  6. A complete series of fac-similes of the St. Gall illuminations (upwards of twenty quarto drawings in number) have been obtained by the Record Commission. They are in the style of the Gospels of Mac Regol and Book of Kells. They have been engraved, printed, and coloured at the public expense years ago, but still are suffered to lie unheeded and forgotten among other valuable materials in the presses of the Rolls House in Chancery Lane. The public have a right to inquire why they have not long since been published.
  7. I am informed by Mr. Eugene Curry that a discussion has recently been carried on in the pages of "Saunders' News Letter," respecting the nature of the ancient Irish sling, Mr. Clibborn considering it to have been nothing else than a stick slit at the end. The drawing before us will set the question at rest. The Anglo-Saxon MS. (Cotton. MS. Claudius, B. iv.,) of the tenth century, also contains a figure of a man using a sling of nearly similar form, copied by Strutt. (Horda, pl. xvii., fig. 4, and in his Sports and Pastimes.)
  8. There is a small figure of a man playing on a harp in the carved cumdach of the Duke of Buckingham's missal.

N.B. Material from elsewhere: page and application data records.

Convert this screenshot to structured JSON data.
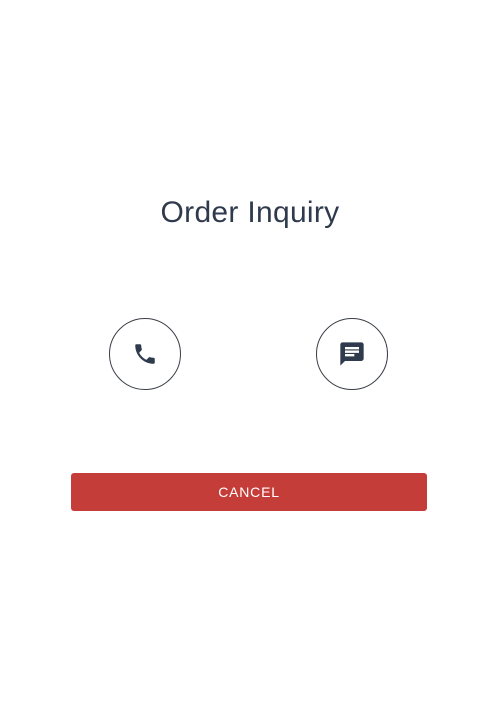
{
  "dialog": {
    "title": "Order Inquiry",
    "actions": [
      {
        "name": "call",
        "icon": "phone-icon"
      },
      {
        "name": "message",
        "icon": "chat-icon"
      }
    ],
    "cancel_label": "CANCEL"
  },
  "colors": {
    "title_text": "#2f3b4c",
    "icon": "#2f3b4c",
    "circle_border": "#3a3f47",
    "cancel_bg": "#c53d38",
    "cancel_text": "#ffffff",
    "background": "#ffffff"
  }
}
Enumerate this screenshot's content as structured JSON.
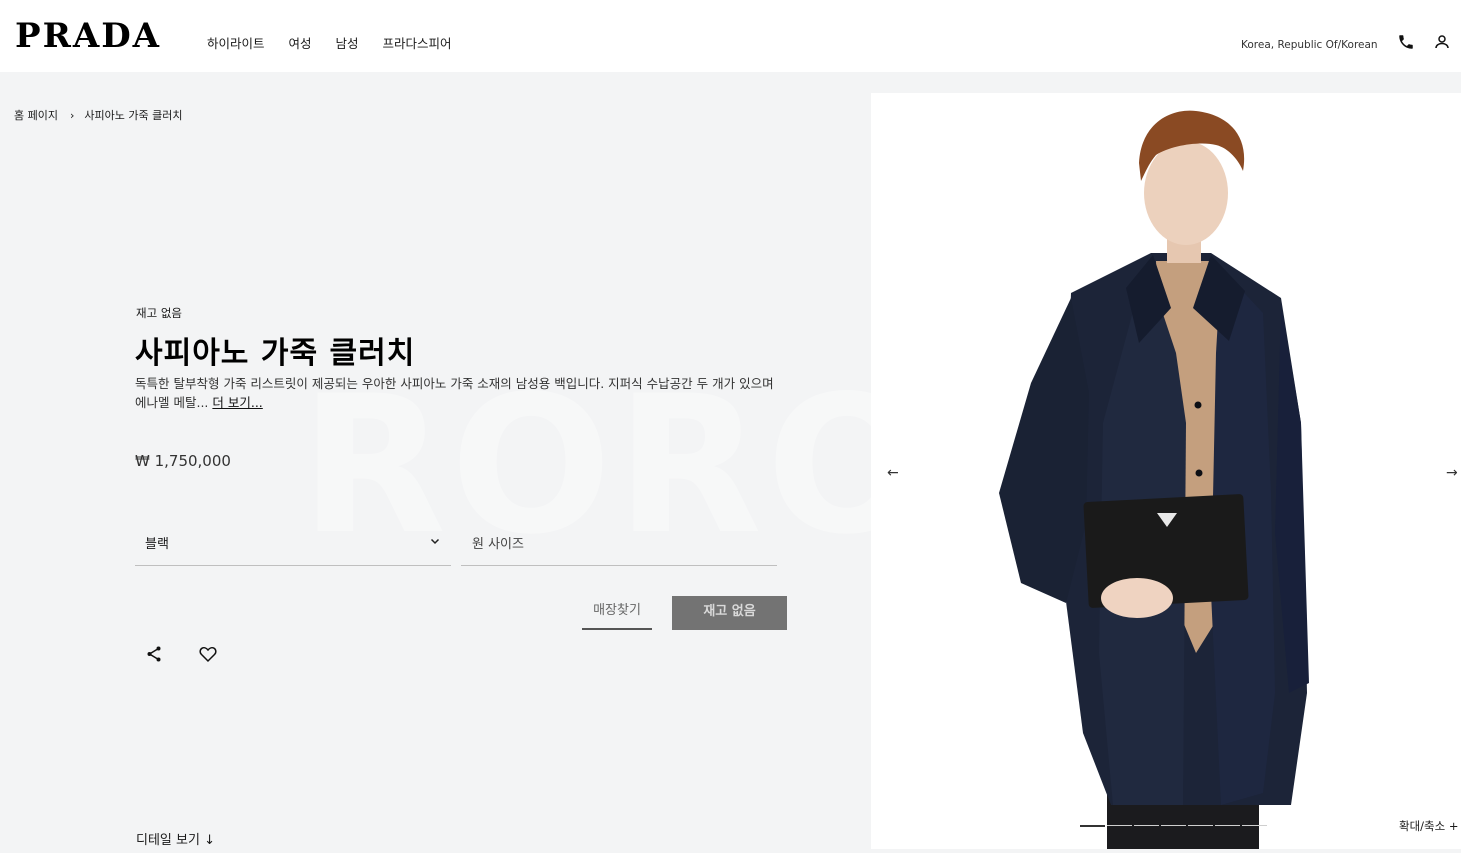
{
  "header": {
    "logo": "PRADA",
    "nav": [
      "하이라이트",
      "여성",
      "남성",
      "프라다스피어"
    ],
    "locale": "Korea, Republic Of/Korean",
    "icons": [
      "phone-icon",
      "user-icon"
    ]
  },
  "breadcrumb": {
    "home": "홈 페이지",
    "separator": "›",
    "current": "사피아노 가죽 클러치"
  },
  "watermark": "RORO",
  "product": {
    "stock_status": "재고 없음",
    "title": "사피아노 가죽 클러치",
    "description": "독특한 탈부착형 가죽 리스트릿이 제공되는 우아한 사피아노 가죽 소재의 남성용 백입니다. 지퍼식 수납공간 두 개가 있으며 에나멜 메탈...",
    "more_label": "더 보기...",
    "price": "₩ 1,750,000",
    "color_select": "블랙",
    "size_select": "원 사이즈",
    "store_button": "매장찾기",
    "soldout_button": "재고 없음",
    "detail_link": "디테일 보기 ↓"
  },
  "gallery": {
    "prev": "←",
    "next": "→",
    "zoom_label": "확대/축소 +",
    "slides": 7,
    "active_slide": 1
  },
  "colors": {
    "background": "#f3f4f5",
    "header_bg": "#ffffff",
    "soldout_bg": "#737373",
    "coat": "#1c2438",
    "shirt": "#c49f7e"
  }
}
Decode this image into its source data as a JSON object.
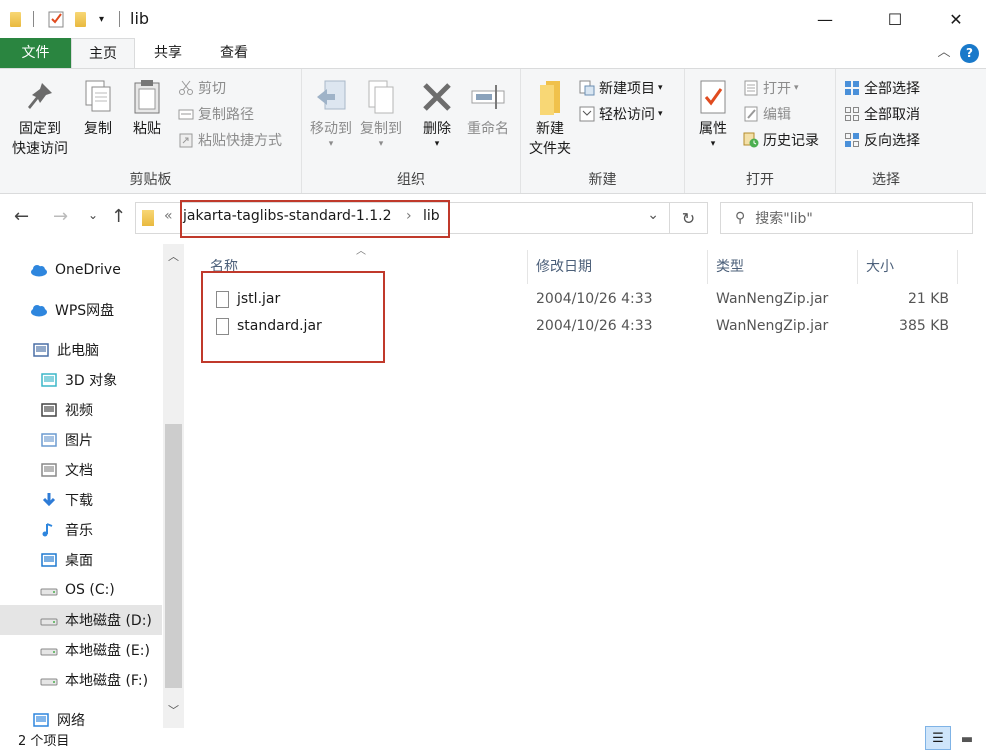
{
  "window": {
    "title": "lib",
    "minimize": "—",
    "maximize": "☐",
    "close": "✕"
  },
  "tabs": [
    "文件",
    "主页",
    "共享",
    "查看"
  ],
  "ribbon": {
    "clipboard": {
      "pin": "固定到\n快速访问",
      "pin_l1": "固定到",
      "pin_l2": "快速访问",
      "copy": "复制",
      "paste": "粘贴",
      "cut": "剪切",
      "copy_path": "复制路径",
      "paste_shortcut": "粘贴快捷方式",
      "label": "剪贴板"
    },
    "organize": {
      "move_to": "移动到",
      "copy_to": "复制到",
      "delete": "删除",
      "rename": "重命名",
      "label": "组织"
    },
    "new": {
      "new_folder_l1": "新建",
      "new_folder_l2": "文件夹",
      "new_item": "新建项目",
      "easy_access": "轻松访问",
      "label": "新建"
    },
    "open": {
      "properties": "属性",
      "open": "打开",
      "edit": "编辑",
      "history": "历史记录",
      "label": "打开"
    },
    "select": {
      "select_all": "全部选择",
      "select_none": "全部取消",
      "invert": "反向选择",
      "label": "选择"
    }
  },
  "address": {
    "overflow": "«",
    "crumbs": [
      "jakarta-taglibs-standard-1.1.2",
      "lib"
    ],
    "separator": "›",
    "search_placeholder": "搜索\"lib\""
  },
  "sidebar": {
    "items": [
      {
        "label": "OneDrive",
        "icon": "cloud-icon"
      },
      {
        "label": "WPS网盘",
        "icon": "cloud-icon"
      },
      {
        "label": "此电脑",
        "icon": "computer-icon"
      },
      {
        "label": "3D 对象",
        "icon": "cube-icon"
      },
      {
        "label": "视频",
        "icon": "film-icon"
      },
      {
        "label": "图片",
        "icon": "picture-icon"
      },
      {
        "label": "文档",
        "icon": "document-icon"
      },
      {
        "label": "下载",
        "icon": "download-icon"
      },
      {
        "label": "音乐",
        "icon": "music-icon"
      },
      {
        "label": "桌面",
        "icon": "desktop-icon"
      },
      {
        "label": "OS (C:)",
        "icon": "windows-drive-icon"
      },
      {
        "label": "本地磁盘 (D:)",
        "icon": "drive-icon"
      },
      {
        "label": "本地磁盘 (E:)",
        "icon": "drive-icon"
      },
      {
        "label": "本地磁盘 (F:)",
        "icon": "drive-icon"
      },
      {
        "label": "网络",
        "icon": "network-icon"
      }
    ]
  },
  "columns": [
    "名称",
    "修改日期",
    "类型",
    "大小"
  ],
  "files": [
    {
      "name": "jstl.jar",
      "modified": "2004/10/26 4:33",
      "type": "WanNengZip.jar",
      "size": "21 KB"
    },
    {
      "name": "standard.jar",
      "modified": "2004/10/26 4:33",
      "type": "WanNengZip.jar",
      "size": "385 KB"
    }
  ],
  "status": {
    "count": "2 个项目"
  },
  "colors": {
    "file_tab": "#2a8540",
    "highlight_box": "#c0392b",
    "selected_nav": "#e5e5e5"
  }
}
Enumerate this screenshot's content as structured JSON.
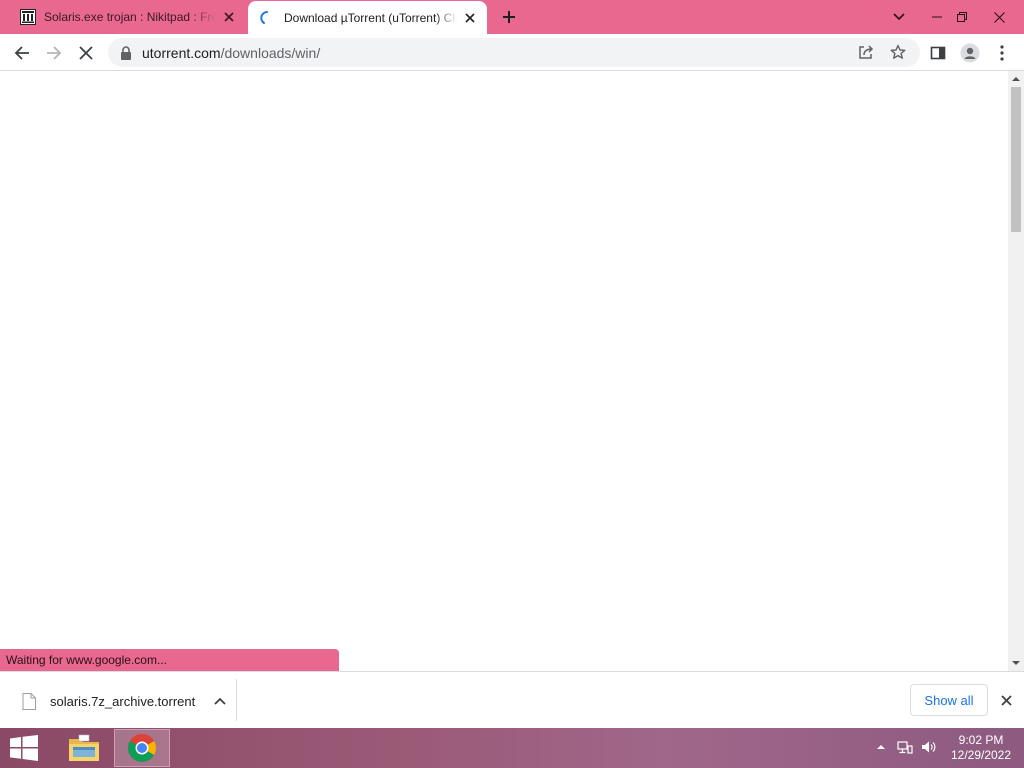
{
  "browser": {
    "tabs": [
      {
        "title": "Solaris.exe trojan : Nikitpad : Free Download",
        "favicon": "library-icon",
        "active": false
      },
      {
        "title": "Download µTorrent (uTorrent) Client",
        "favicon": "loading-spinner-icon",
        "active": true
      }
    ],
    "url": {
      "host": "utorrent.com",
      "path": "/downloads/win/"
    },
    "status_text": "Waiting for www.google.com..."
  },
  "downloads": {
    "items": [
      {
        "filename": "solaris.7z_archive.torrent"
      }
    ],
    "show_all_label": "Show all"
  },
  "taskbar": {
    "apps": [
      "file-explorer-icon",
      "chrome-icon"
    ],
    "clock_time": "9:02 PM",
    "clock_date": "12/29/2022"
  },
  "colors": {
    "accent_frame": "#e8688f",
    "link_blue": "#1a73e8"
  }
}
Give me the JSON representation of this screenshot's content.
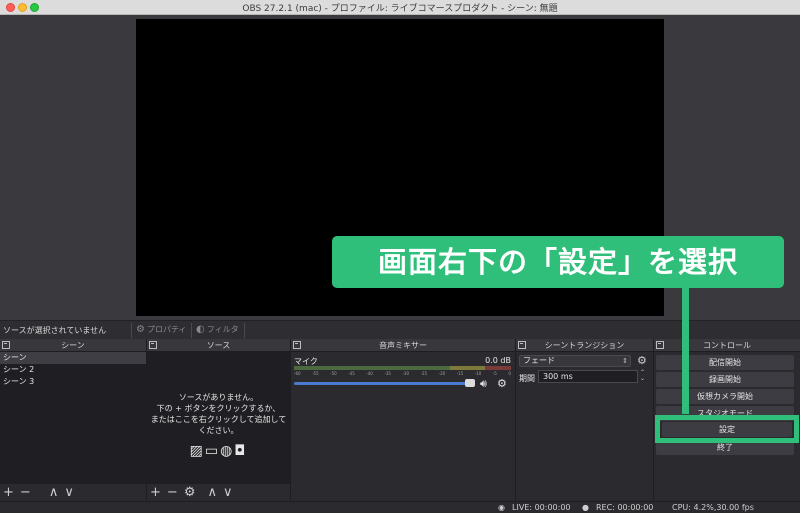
{
  "window": {
    "title": "OBS 27.2.1 (mac) - プロファイル: ライブコマースプロダクト - シーン: 無題"
  },
  "source_toolbar": {
    "no_source_text": "ソースが選択されていません",
    "properties_label": "プロパティ",
    "filters_label": "フィルタ"
  },
  "scenes": {
    "title": "シーン",
    "items": [
      "シーン",
      "シーン 2",
      "シーン 3"
    ],
    "footer": [
      "+",
      "−",
      "∧",
      "∨"
    ]
  },
  "sources": {
    "title": "ソース",
    "empty_lines": [
      "ソースがありません。",
      "下の + ボタンをクリックするか、",
      "またはここを右クリックして追加して",
      "ください。"
    ],
    "footer": [
      "+",
      "−",
      "⚙",
      "∧",
      "∨"
    ]
  },
  "mixer": {
    "title": "音声ミキサー",
    "channel": "マイク",
    "level": "0.0 dB",
    "ticks": [
      "-60",
      "-55",
      "-50",
      "-45",
      "-40",
      "-35",
      "-30",
      "-25",
      "-20",
      "-15",
      "-10",
      "-5",
      "0"
    ],
    "volume_fraction": 1.0
  },
  "transitions": {
    "title": "シーントランジション",
    "selected": "フェード",
    "duration_label": "期間",
    "duration_value": "300 ms"
  },
  "controls": {
    "title": "コントロール",
    "buttons": [
      "配信開始",
      "録画開始",
      "仮想カメラ開始",
      "スタジオモード",
      "設定",
      "終了"
    ]
  },
  "status": {
    "live": "LIVE: 00:00:00",
    "rec": "REC: 00:00:00",
    "cpu": "CPU: 4.2%,30.00 fps"
  },
  "annotation": {
    "callout_text": "画面右下の「設定」を選択",
    "accent_color": "#2fbf7b"
  },
  "icons": {
    "float": "dock-float-icon",
    "gear": "gear-icon",
    "speaker": "speaker-icon",
    "image": "image-icon",
    "display": "display-icon",
    "globe": "globe-icon",
    "camera": "camera-icon"
  }
}
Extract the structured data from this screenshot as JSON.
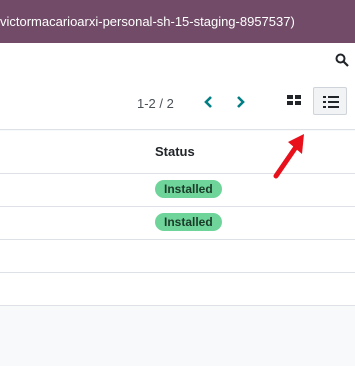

  9. The Jews, in the drawing of the seizure of Christ in the Book of Kells, have the moustache and beard precisely similar; so also in the carvings on the smaller of the crosses at Monasterboice.